The mixed drinks complement a growing list of wines offered by the glass or bottle, she said. The bottles, which range from $38 to $90, are half-price on Tuesdays until 9 p.m.

“Our big thing has been trying to create a unique menu in the midst of a lot of uniformity in the restaurant business right now,” Conn said. “Sometimes it is not a matter of reinventing the wheel but taking the ideas and making them more interesting to us and giving them a unique spin.”

Despite a rough economy, the first month has gone well, Conn said. She and Mason knew they would be serving to a “niche market of people who love food and drinks,” which also describes the two of them.
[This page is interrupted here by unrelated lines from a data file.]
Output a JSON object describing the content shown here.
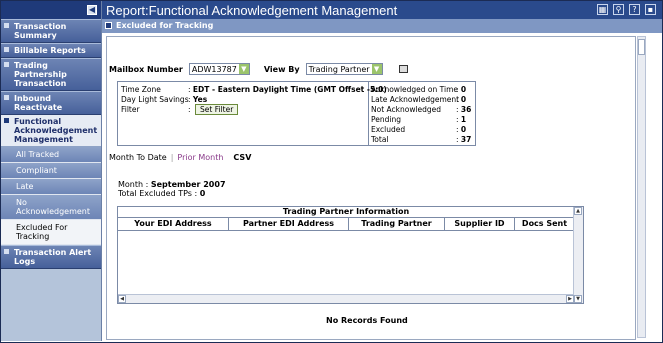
{
  "sidebar": {
    "items": [
      {
        "label": "Transaction Summary"
      },
      {
        "label": "Billable Reports"
      },
      {
        "label": "Trading Partnership Transaction"
      },
      {
        "label": "Inbound Reactivate"
      }
    ],
    "section": {
      "label": "Functional Acknowledgement Management"
    },
    "subitems": [
      {
        "label": "All Tracked"
      },
      {
        "label": "Compliant"
      },
      {
        "label": "Late"
      },
      {
        "label": "No Acknowledgement"
      },
      {
        "label": "Excluded For Tracking"
      }
    ],
    "bottom_item": {
      "label": "Transaction Alert Logs"
    }
  },
  "header": {
    "title": "Report:Functional Acknowledgement Management"
  },
  "subheader": {
    "label": "Excluded for Tracking"
  },
  "controls": {
    "mailbox_label": "Mailbox Number",
    "mailbox_value": "ADW13787",
    "viewby_label": "View By",
    "viewby_value": "Trading Partner"
  },
  "info": {
    "timezone_label": "Time Zone",
    "timezone_value": "EDT - Eastern Daylight Time (GMT Offset -5:0)",
    "dst_label": "Day Light Savings",
    "dst_value": "Yes",
    "filter_label": "Filter",
    "setfilter_label": "Set Filter",
    "stats": [
      {
        "label": "Acknowledged on Time",
        "value": "0"
      },
      {
        "label": "Late Acknowledgement",
        "value": "0"
      },
      {
        "label": "Not Acknowledged",
        "value": "36"
      },
      {
        "label": "Pending",
        "value": "1"
      },
      {
        "label": "Excluded",
        "value": "0"
      },
      {
        "label": "Total",
        "value": "37"
      }
    ]
  },
  "tabs": {
    "month_to_date": "Month To Date",
    "prior_month": "Prior Month",
    "csv": "CSV"
  },
  "summary": {
    "month_label": "Month",
    "month_value": "September 2007",
    "excluded_label": "Total Excluded TPs",
    "excluded_value": "0"
  },
  "table": {
    "group_header": "Trading Partner Information",
    "columns": [
      "Your EDI Address",
      "Partner EDI Address",
      "Trading Partner",
      "Supplier ID",
      "Docs Sent"
    ],
    "empty_message": "No Records Found"
  }
}
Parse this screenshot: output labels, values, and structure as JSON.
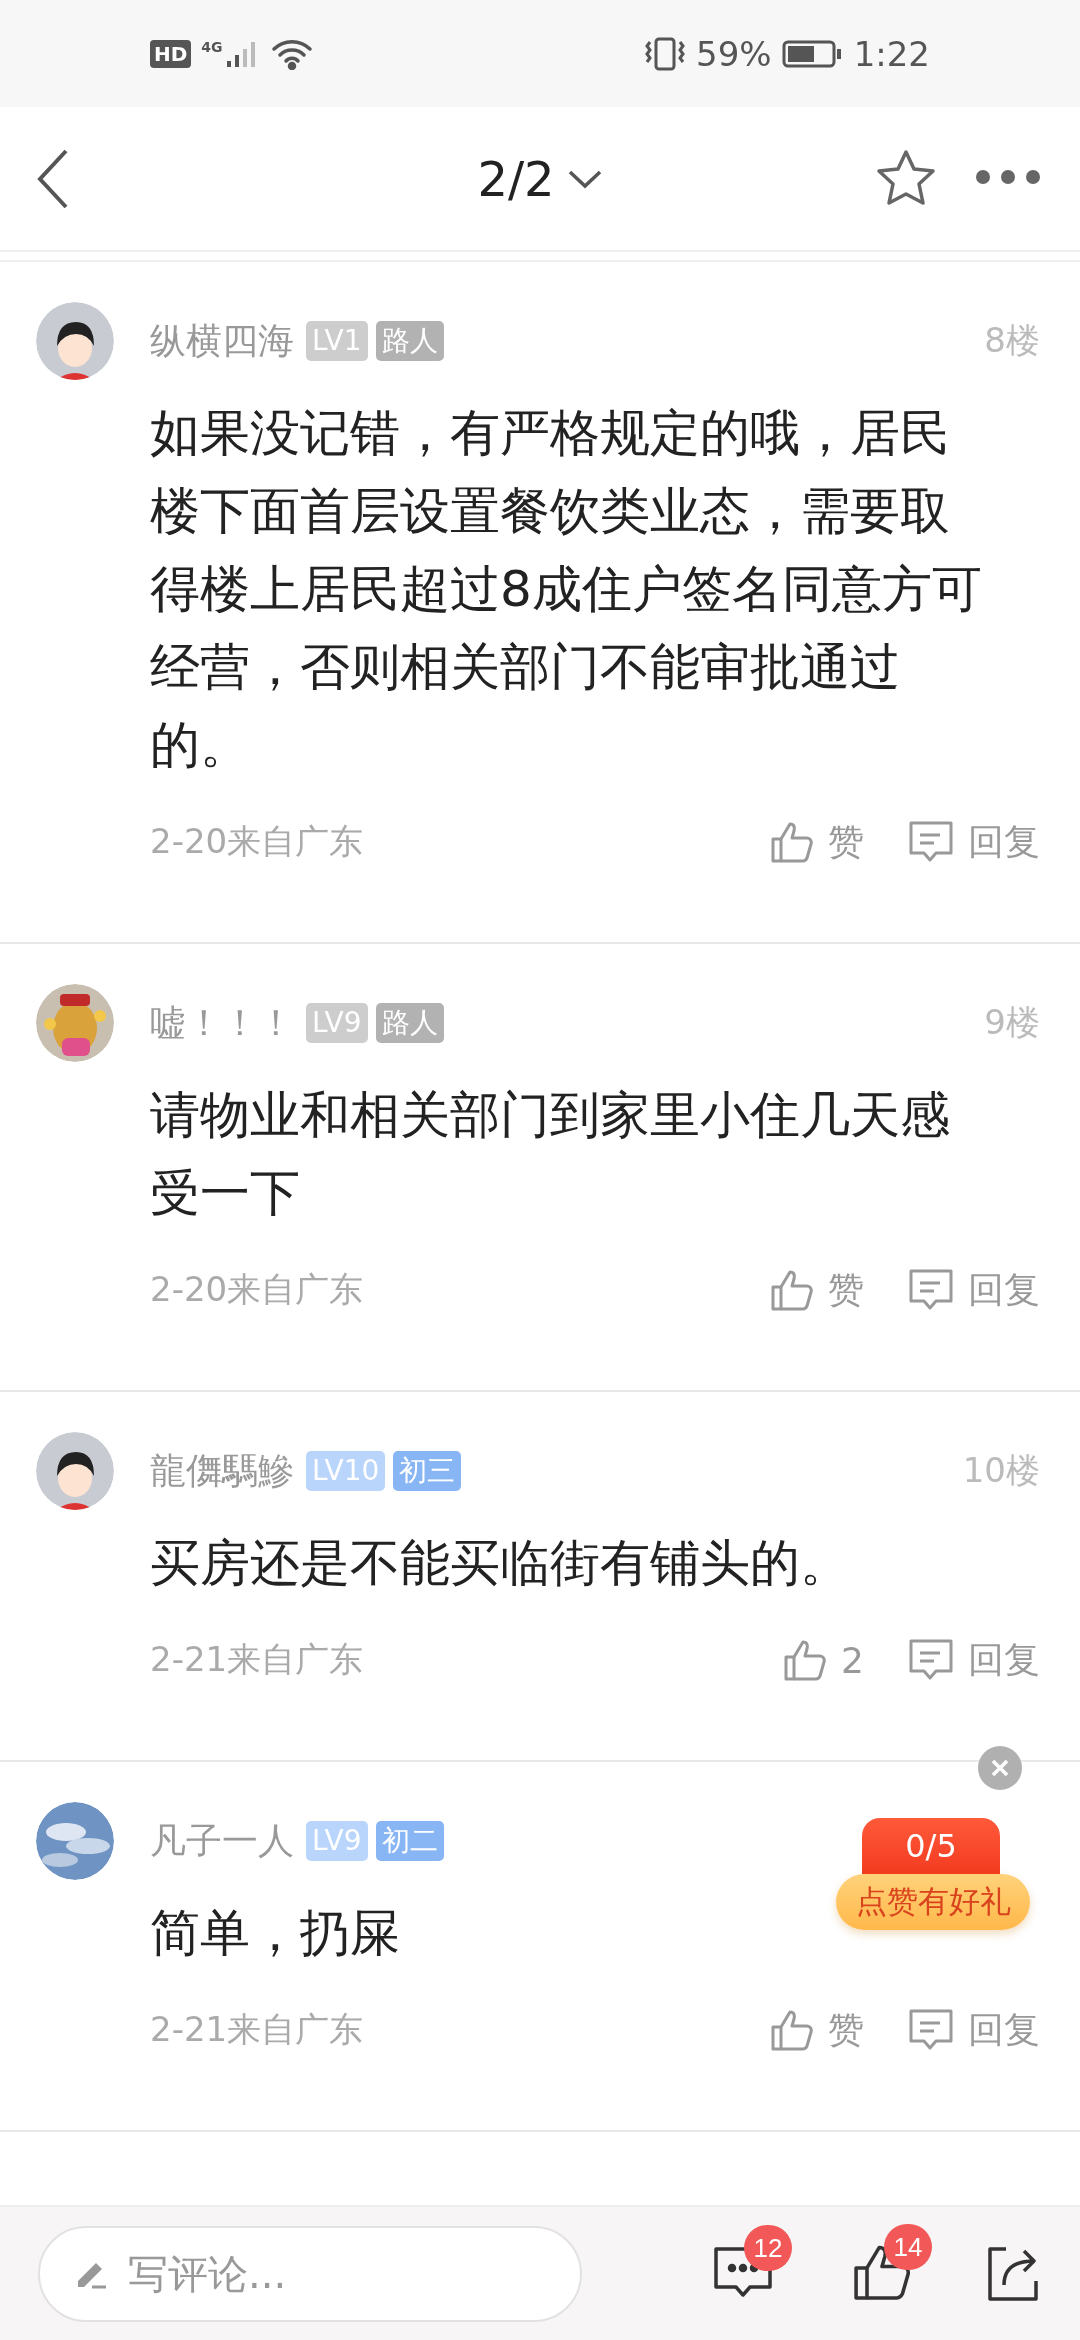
{
  "status_bar": {
    "hd": "HD",
    "network": "4G",
    "battery_percent": "59%",
    "time": "1:22"
  },
  "header": {
    "title": "2/2"
  },
  "comments": [
    {
      "avatar": {
        "kind": "figure"
      },
      "name": "纵横四海",
      "tags": [
        {
          "label": "LV1",
          "color": "#cdcdcd"
        },
        {
          "label": "路人",
          "color": "#b2b2b2"
        }
      ],
      "floor": "8楼",
      "text": "如果没记错，有严格规定的哦，居民楼下面首层设置餐饮类业态，需要取得楼上居民超过8成住户签名同意方可经营，否则相关部门不能审批通过的。",
      "date": "2-20来自广东",
      "like": "赞",
      "reply": "回复"
    },
    {
      "avatar": {
        "kind": "golden"
      },
      "name": "嘘！！！",
      "tags": [
        {
          "label": "LV9",
          "color": "#cdcdcd"
        },
        {
          "label": "路人",
          "color": "#b2b2b2"
        }
      ],
      "floor": "9楼",
      "text": "请物业和相关部门到家里小住几天感受一下",
      "date": "2-20来自广东",
      "like": "赞",
      "reply": "回复"
    },
    {
      "avatar": {
        "kind": "figure"
      },
      "name": "龍儛騳鰺",
      "tags": [
        {
          "label": "LV10",
          "color": "#bad5fb"
        },
        {
          "label": "初三",
          "color": "#88b5f3"
        }
      ],
      "floor": "10楼",
      "text": "买房还是不能买临街有铺头的。",
      "date": "2-21来自广东",
      "like": "2",
      "reply": "回复"
    },
    {
      "avatar": {
        "kind": "sky"
      },
      "name": "凡子一人",
      "tags": [
        {
          "label": "LV9",
          "color": "#bad5fb"
        },
        {
          "label": "初二",
          "color": "#88b5f3"
        }
      ],
      "text": "简单，扔屎",
      "date": "2-21来自广东",
      "like": "赞",
      "reply": "回复"
    }
  ],
  "promo": {
    "count": "0/5",
    "label": "点赞有好礼"
  },
  "bottom_bar": {
    "placeholder": "写评论...",
    "comment_count": "12",
    "like_count": "14"
  }
}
After graduating from Handley, Mason earned a bachelor’s degree in political science from the University of Richmond. He pursued a degree in marketing and advertising before investing in a small takeout and delivery pizza place and deciding it suited him much better.

He attended Johnson and Wales, a culinary school in Norfolk, before working in restaurants in Montana, Idaho, Florida and Virginia. He worked at the Artisans Grill and then The Mimslyn Inn in Luray. He also was the general manager of McAlister’s Deli in Front Royal.

Conn grew up in Midland, Texas, and earned a bachelor’s degree in museum studies from Texas Tech. She came to Virginia after an internship at Harpers Ferry National Historical Park and worked for a historical society in Frederick, Md.

While she pursued a master’s degree at Hood College, she worked at the Daily Grind in Front Royal and became the catering manager and assistant manager. She also was the catering and marketing manager at Lucky Star Lounge in Front Royal and worked at the Red Fox Inn in Middleburg.


The hours at eM, 19 E. Boscawen St., are from 4:30 p.m. until closing on Tuesday through Saturday. Reservations are recommended. For more information, contact 540-431-5139 or visit eatatem.com.

— Contact Laura McFarland atlmcfarland@winchesterstar.com